* ABOUT THIS EXERCISE *
Among the lines below, how many have the string "Internet" in them? Only the number is wanted.

========================

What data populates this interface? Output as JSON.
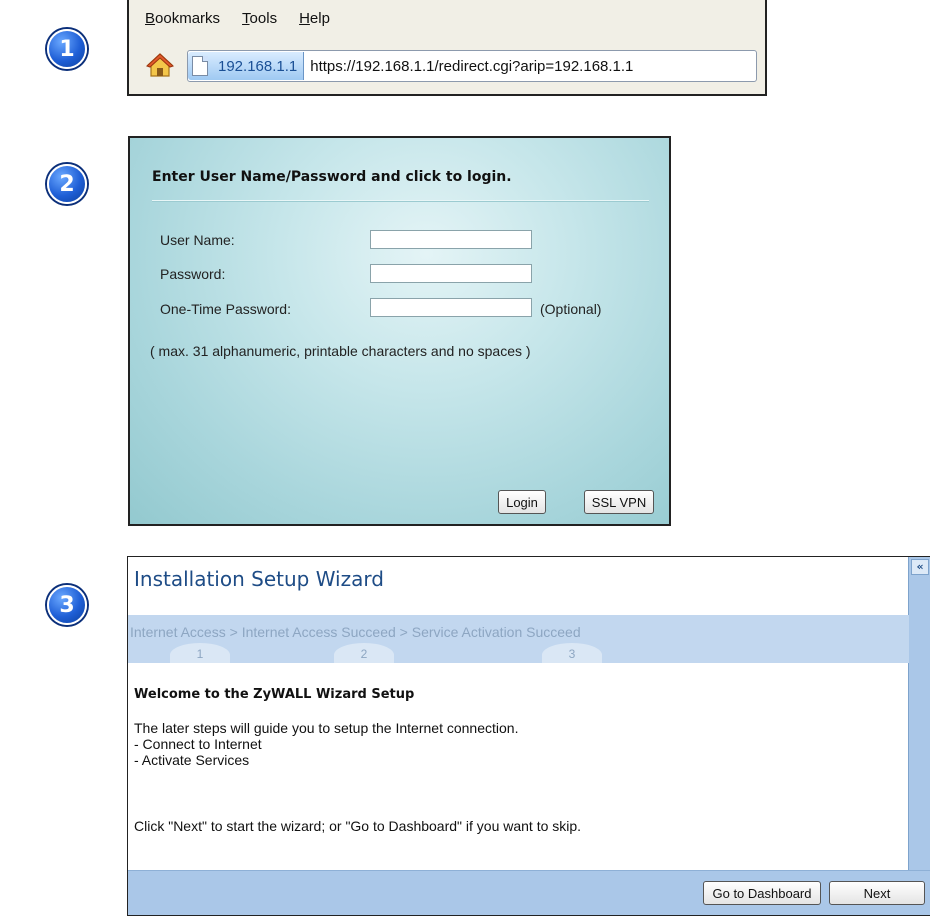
{
  "badges": [
    "1",
    "2",
    "3"
  ],
  "browser": {
    "menu": [
      {
        "label": "Bookmarks",
        "mnemonic": "B",
        "rest": "ookmarks"
      },
      {
        "label": "Tools",
        "mnemonic": "T",
        "rest": "ools"
      },
      {
        "label": "Help",
        "mnemonic": "H",
        "rest": "elp"
      }
    ],
    "site_identity": "192.168.1.1",
    "url": "https://192.168.1.1/redirect.cgi?arip=192.168.1.1",
    "icons": [
      "home-icon",
      "page-icon"
    ]
  },
  "login": {
    "heading": "Enter User Name/Password and click to login.",
    "user_name_label": "User Name:",
    "password_label": "Password:",
    "otp_label": "One-Time Password:",
    "optional_label": "(Optional)",
    "user_name_value": "",
    "password_value": "",
    "otp_value": "",
    "note": "( max. 31 alphanumeric, printable characters and no spaces )",
    "login_button": "Login",
    "sslvpn_button": "SSL VPN"
  },
  "wizard": {
    "title": "Installation Setup Wizard",
    "collapse_icon": "«",
    "steps": [
      {
        "label": "Internet Access",
        "number": "1"
      },
      {
        "label": "Internet Access Succeed",
        "number": "2"
      },
      {
        "label": "Service Activation Succeed",
        "number": "3"
      }
    ],
    "separator": ">",
    "welcome_heading": "Welcome to the ZyWALL Wizard Setup",
    "intro": "The later steps will guide you to setup the Internet connection.",
    "bullet1": "- Connect to Internet",
    "bullet2": "- Activate Services",
    "instruction": "Click \"Next\" to start the wizard; or \"Go to Dashboard\" if you want to skip.",
    "dashboard_button": "Go to Dashboard",
    "next_button": "Next"
  },
  "colors": {
    "badge_blue": "#1f5fd6",
    "wizard_title": "#1e4c86",
    "steps_bar": "#c2d7ef",
    "footer_bar": "#aac7e8",
    "login_bg": "#a9d6dc"
  }
}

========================

* SOLUTION TO THE EXERCISE *
4